## Exercise description
Copy out all of the data below with no alterations.

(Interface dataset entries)
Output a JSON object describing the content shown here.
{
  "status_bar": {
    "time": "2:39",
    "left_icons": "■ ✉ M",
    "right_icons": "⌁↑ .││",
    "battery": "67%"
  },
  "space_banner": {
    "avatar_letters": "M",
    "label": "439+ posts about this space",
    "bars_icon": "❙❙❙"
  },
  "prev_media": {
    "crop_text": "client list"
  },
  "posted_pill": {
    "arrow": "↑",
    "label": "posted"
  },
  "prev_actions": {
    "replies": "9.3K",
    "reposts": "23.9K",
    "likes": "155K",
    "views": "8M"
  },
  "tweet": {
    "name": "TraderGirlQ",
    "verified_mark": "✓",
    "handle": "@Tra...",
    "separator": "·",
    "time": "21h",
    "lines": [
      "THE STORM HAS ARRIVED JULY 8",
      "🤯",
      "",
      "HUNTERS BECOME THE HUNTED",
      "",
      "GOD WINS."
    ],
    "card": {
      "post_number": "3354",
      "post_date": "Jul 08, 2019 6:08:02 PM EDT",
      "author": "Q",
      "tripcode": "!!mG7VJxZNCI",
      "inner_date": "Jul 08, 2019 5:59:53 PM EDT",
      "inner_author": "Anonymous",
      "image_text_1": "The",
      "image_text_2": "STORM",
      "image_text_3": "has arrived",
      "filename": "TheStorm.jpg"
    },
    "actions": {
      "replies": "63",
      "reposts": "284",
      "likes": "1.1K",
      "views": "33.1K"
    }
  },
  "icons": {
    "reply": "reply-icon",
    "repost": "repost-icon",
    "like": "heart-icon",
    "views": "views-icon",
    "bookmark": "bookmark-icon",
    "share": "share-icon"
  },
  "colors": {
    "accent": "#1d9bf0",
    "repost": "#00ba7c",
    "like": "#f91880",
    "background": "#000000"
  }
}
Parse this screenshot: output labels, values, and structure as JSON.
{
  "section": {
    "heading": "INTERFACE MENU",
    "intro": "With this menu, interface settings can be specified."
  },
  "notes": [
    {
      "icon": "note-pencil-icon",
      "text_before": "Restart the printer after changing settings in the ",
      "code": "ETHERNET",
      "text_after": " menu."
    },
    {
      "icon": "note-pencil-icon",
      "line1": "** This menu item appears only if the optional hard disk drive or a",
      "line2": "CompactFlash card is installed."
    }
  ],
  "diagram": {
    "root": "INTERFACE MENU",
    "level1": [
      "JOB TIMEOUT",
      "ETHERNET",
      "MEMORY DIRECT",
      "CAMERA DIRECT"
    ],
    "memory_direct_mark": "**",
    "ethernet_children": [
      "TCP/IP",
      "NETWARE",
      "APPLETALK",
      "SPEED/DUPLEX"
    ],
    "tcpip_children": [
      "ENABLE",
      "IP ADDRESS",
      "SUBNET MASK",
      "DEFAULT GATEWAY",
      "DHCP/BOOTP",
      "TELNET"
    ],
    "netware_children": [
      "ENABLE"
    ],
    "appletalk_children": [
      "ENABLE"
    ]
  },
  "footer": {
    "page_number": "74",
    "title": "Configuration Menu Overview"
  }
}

## Solution to this exercise
Output a JSON object describing the content shown here.
{
  "status_bar": {
    "time": "2:39",
    "left_icons": "■ ✉ M",
    "right_icons": "⌁↑ .││",
    "battery": "67%"
  },
  "space_banner": {
    "avatar_letters": "M",
    "label": "439+ posts about this space",
    "bars_icon": "❙❙❙"
  },
  "prev_media": {
    "crop_text": "client list"
  },
  "posted_pill": {
    "arrow": "↑",
    "label": "posted"
  },
  "prev_actions": {
    "replies": "9.3K",
    "reposts": "23.9K",
    "likes": "155K",
    "views": "8M"
  },
  "tweet": {
    "name": "TraderGirlQ",
    "verified_mark": "✓",
    "handle": "@Tra...",
    "separator": "·",
    "time": "21h",
    "lines": [
      "THE STORM HAS ARRIVED JULY 8",
      "🤯",
      "",
      "HUNTERS BECOME THE HUNTED",
      "",
      "GOD WINS."
    ],
    "card": {
      "post_number": "3354",
      "post_date": "Jul 08, 2019 6:08:02 PM EDT",
      "author": "Q",
      "tripcode": "!!mG7VJxZNCI",
      "inner_date": "Jul 08, 2019 5:59:53 PM EDT",
      "inner_author": "Anonymous",
      "image_text_1": "The",
      "image_text_2": "STORM",
      "image_text_3": "has arrived",
      "filename": "TheStorm.jpg"
    },
    "actions": {
      "replies": "63",
      "reposts": "284",
      "likes": "1.1K",
      "views": "33.1K"
    }
  },
  "icons": {
    "reply": "reply-icon",
    "repost": "repost-icon",
    "like": "heart-icon",
    "views": "views-icon",
    "bookmark": "bookmark-icon",
    "share": "share-icon"
  },
  "colors": {
    "accent": "#1d9bf0",
    "repost": "#00ba7c",
    "like": "#f91880",
    "background": "#000000"
  }
}
Parse this screenshot: output labels, values, and structure as JSON.
{
  "section": {
    "heading": "INTERFACE MENU",
    "intro": "With this menu, interface settings can be specified."
  },
  "notes": [
    {
      "icon": "note-pencil-icon",
      "text_before": "Restart the printer after changing settings in the ",
      "code": "ETHERNET",
      "text_after": " menu."
    },
    {
      "icon": "note-pencil-icon",
      "line1": "** This menu item appears only if the optional hard disk drive or a",
      "line2": "CompactFlash card is installed."
    }
  ],
  "diagram": {
    "root": "INTERFACE MENU",
    "level1": [
      "JOB TIMEOUT",
      "ETHERNET",
      "MEMORY DIRECT",
      "CAMERA DIRECT"
    ],
    "memory_direct_mark": "**",
    "ethernet_children": [
      "TCP/IP",
      "NETWARE",
      "APPLETALK",
      "SPEED/DUPLEX"
    ],
    "tcpip_children": [
      "ENABLE",
      "IP ADDRESS",
      "SUBNET MASK",
      "DEFAULT GATEWAY",
      "DHCP/BOOTP",
      "TELNET"
    ],
    "netware_children": [
      "ENABLE"
    ],
    "appletalk_children": [
      "ENABLE"
    ]
  },
  "footer": {
    "page_number": "74",
    "title": "Configuration Menu Overview"
  }
}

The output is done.